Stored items
════════════════
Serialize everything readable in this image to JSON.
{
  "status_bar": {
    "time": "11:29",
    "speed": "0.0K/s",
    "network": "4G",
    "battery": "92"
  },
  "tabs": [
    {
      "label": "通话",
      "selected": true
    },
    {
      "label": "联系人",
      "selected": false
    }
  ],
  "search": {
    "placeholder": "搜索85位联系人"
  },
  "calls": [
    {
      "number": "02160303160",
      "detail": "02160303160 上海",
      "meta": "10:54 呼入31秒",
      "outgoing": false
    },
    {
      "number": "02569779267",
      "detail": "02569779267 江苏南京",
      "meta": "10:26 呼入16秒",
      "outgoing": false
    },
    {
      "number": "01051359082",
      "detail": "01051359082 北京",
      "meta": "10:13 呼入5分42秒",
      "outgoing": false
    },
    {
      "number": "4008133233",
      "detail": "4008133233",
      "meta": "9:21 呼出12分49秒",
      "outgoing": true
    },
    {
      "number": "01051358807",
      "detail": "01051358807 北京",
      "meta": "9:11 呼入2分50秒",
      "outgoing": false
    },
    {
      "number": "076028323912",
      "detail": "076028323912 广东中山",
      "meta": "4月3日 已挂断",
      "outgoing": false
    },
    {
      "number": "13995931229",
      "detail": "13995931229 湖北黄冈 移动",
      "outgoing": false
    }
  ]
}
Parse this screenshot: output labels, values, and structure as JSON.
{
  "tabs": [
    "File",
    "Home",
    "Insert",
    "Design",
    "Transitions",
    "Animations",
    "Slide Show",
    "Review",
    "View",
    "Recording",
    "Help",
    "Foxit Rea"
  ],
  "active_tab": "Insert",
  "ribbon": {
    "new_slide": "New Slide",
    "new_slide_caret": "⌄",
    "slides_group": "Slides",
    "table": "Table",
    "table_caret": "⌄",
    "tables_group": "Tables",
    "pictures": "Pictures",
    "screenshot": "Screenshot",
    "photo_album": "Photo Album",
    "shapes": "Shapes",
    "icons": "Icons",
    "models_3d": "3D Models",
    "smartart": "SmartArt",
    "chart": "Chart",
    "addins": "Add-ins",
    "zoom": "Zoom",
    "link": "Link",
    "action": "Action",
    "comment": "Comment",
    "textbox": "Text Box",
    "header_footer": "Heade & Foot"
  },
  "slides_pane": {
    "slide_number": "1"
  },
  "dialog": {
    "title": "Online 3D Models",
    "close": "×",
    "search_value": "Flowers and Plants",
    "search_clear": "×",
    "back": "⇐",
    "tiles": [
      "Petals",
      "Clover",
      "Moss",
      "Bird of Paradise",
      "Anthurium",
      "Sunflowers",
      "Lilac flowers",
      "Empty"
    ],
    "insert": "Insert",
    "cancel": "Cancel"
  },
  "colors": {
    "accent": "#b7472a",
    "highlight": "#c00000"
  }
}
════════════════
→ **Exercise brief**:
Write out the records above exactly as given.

→ **Written solution**:
Serialize everything readable in this image to JSON.
{
  "status_bar": {
    "time": "11:29",
    "speed": "0.0K/s",
    "network": "4G",
    "battery": "92"
  },
  "tabs": [
    {
      "label": "通话",
      "selected": true
    },
    {
      "label": "联系人",
      "selected": false
    }
  ],
  "search": {
    "placeholder": "搜索85位联系人"
  },
  "calls": [
    {
      "number": "02160303160",
      "detail": "02160303160 上海",
      "meta": "10:54 呼入31秒",
      "outgoing": false
    },
    {
      "number": "02569779267",
      "detail": "02569779267 江苏南京",
      "meta": "10:26 呼入16秒",
      "outgoing": false
    },
    {
      "number": "01051359082",
      "detail": "01051359082 北京",
      "meta": "10:13 呼入5分42秒",
      "outgoing": false
    },
    {
      "number": "4008133233",
      "detail": "4008133233",
      "meta": "9:21 呼出12分49秒",
      "outgoing": true
    },
    {
      "number": "01051358807",
      "detail": "01051358807 北京",
      "meta": "9:11 呼入2分50秒",
      "outgoing": false
    },
    {
      "number": "076028323912",
      "detail": "076028323912 广东中山",
      "meta": "4月3日 已挂断",
      "outgoing": false
    },
    {
      "number": "13995931229",
      "detail": "13995931229 湖北黄冈 移动",
      "outgoing": false
    }
  ]
}
Parse this screenshot: output labels, values, and structure as JSON.
{
  "tabs": [
    "File",
    "Home",
    "Insert",
    "Design",
    "Transitions",
    "Animations",
    "Slide Show",
    "Review",
    "View",
    "Recording",
    "Help",
    "Foxit Rea"
  ],
  "active_tab": "Insert",
  "ribbon": {
    "new_slide": "New Slide",
    "new_slide_caret": "⌄",
    "slides_group": "Slides",
    "table": "Table",
    "table_caret": "⌄",
    "tables_group": "Tables",
    "pictures": "Pictures",
    "screenshot": "Screenshot",
    "photo_album": "Photo Album",
    "shapes": "Shapes",
    "icons": "Icons",
    "models_3d": "3D Models",
    "smartart": "SmartArt",
    "chart": "Chart",
    "addins": "Add-ins",
    "zoom": "Zoom",
    "link": "Link",
    "action": "Action",
    "comment": "Comment",
    "textbox": "Text Box",
    "header_footer": "Heade & Foot"
  },
  "slides_pane": {
    "slide_number": "1"
  },
  "dialog": {
    "title": "Online 3D Models",
    "close": "×",
    "search_value": "Flowers and Plants",
    "search_clear": "×",
    "back": "⇐",
    "tiles": [
      "Petals",
      "Clover",
      "Moss",
      "Bird of Paradise",
      "Anthurium",
      "Sunflowers",
      "Lilac flowers",
      "Empty"
    ],
    "insert": "Insert",
    "cancel": "Cancel"
  },
  "colors": {
    "accent": "#b7472a",
    "highlight": "#c00000"
  }
}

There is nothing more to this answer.